The Legislative Council's Executive Subcommittee this week signed off on an emergency rule for the state Department of Human Services to make adults in the Marshallese population eligible for Medicaid coverage.
The emergency rule will become effective Tuesday .
The Medicaid coverage would be for adults who are in the Compact of Free Association islands and are allowed through treaties to live and work in the United States "because of the nuclear testing that was done on their islands back in the '50s and '60s," said Mark White, chief of legislative affairs for the state Department of Human Services.
In December, then-President Donald Trump signed a law approved by Congress that extends coverage for all adults who meet the income and other requirements for Medicaid coverage, White told the subcommittee on Tuesday.
They were made ineligible for federally-supported Medicaid coverage by the welfare overhaul law signed by then-President Bill Clinton in 1996. Another federal law, passed in 2009, gave the states the option to extend Medicaid coverage to Marshallese children. In 2017, the state extended coverage to Marshallese children.
The state Department of Human Services is proposing an emergency rule partly because a normal rule would not take effect until July and "that gives a bit of time that we would be out of compliance with the new federal law," White said.
In addition, covid-19 "has had a real strong impact on this community in particular and we know there is a lot of need there, so we want to try and get some care for those folks who are dealing with covid," he said.
The department projects the rule would cost $1.8 million in state general revenue in fiscal 2021, which ends June 30, and $3.7 million a year in subsequent fiscal years, White said.
The department projects the rule will cost $4.6 million in federal funds in fiscal 2021 and $9.3 million in federal funds in subsequent fiscal years.
The projections are based on providing Medicaid coverage to about 1,678 adults, department spokeswoman Amy Webb said Wednesday.
But White told the executive subcommittee on Tuesday, "I just want to caution you that [the projected cost estimate] is a very worst case scenario."
He said it's a worst-case scenario because "it is based on the number of individuals who signed up," and "we look at the data and take our best guess at the high number."

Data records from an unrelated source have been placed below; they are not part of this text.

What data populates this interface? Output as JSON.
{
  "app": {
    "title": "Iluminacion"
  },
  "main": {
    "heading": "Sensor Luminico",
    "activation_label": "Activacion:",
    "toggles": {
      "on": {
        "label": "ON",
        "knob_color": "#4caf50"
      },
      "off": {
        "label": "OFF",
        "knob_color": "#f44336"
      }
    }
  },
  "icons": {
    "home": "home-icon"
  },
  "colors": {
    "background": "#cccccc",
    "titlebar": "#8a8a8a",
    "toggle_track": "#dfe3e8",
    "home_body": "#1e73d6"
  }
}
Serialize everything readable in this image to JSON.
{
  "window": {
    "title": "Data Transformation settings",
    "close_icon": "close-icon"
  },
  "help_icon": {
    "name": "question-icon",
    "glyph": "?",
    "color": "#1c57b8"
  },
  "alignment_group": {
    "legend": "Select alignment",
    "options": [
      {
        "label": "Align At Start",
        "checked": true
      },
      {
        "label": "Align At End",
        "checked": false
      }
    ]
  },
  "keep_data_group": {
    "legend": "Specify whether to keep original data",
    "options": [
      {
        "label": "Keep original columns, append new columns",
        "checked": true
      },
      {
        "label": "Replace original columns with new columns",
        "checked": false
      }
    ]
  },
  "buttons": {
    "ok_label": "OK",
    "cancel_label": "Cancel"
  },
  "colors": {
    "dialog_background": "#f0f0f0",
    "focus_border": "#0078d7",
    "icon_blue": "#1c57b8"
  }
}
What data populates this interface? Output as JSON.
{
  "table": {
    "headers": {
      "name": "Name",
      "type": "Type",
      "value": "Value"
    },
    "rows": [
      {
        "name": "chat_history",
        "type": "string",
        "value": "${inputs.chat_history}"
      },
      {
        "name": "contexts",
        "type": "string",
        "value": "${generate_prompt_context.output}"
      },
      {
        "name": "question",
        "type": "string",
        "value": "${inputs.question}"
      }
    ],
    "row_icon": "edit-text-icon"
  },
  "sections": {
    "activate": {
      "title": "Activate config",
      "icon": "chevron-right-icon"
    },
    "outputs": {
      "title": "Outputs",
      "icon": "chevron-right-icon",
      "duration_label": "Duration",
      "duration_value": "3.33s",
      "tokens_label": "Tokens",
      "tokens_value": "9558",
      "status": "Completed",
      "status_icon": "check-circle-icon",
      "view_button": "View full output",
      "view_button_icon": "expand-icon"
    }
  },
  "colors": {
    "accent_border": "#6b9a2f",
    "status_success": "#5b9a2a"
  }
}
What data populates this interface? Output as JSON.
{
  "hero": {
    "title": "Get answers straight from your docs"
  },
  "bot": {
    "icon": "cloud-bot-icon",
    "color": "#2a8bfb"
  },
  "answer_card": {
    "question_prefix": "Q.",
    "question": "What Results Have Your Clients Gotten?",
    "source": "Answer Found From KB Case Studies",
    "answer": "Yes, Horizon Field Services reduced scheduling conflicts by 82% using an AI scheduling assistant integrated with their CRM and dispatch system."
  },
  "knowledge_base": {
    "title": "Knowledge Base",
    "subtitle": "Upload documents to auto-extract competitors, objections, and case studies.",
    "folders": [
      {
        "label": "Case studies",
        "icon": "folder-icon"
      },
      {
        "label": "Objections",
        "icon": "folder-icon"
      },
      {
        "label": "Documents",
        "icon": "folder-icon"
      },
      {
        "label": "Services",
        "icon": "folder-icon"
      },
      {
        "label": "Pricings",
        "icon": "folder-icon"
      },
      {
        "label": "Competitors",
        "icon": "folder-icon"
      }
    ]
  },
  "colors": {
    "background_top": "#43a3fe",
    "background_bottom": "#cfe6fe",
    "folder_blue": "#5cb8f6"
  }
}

He said the cost estimate also assumes all of these adults are eligible for the state's traditional Medicaid program, which requires the state to provide matching funds of 30%.
"Realistically, we expect most of these individuals would come under Arkansas Works, which is a 10% state match," White said.
"I think we can expect the actual amount to be a fraction of this [estimate], but we want to be very conservative," he said.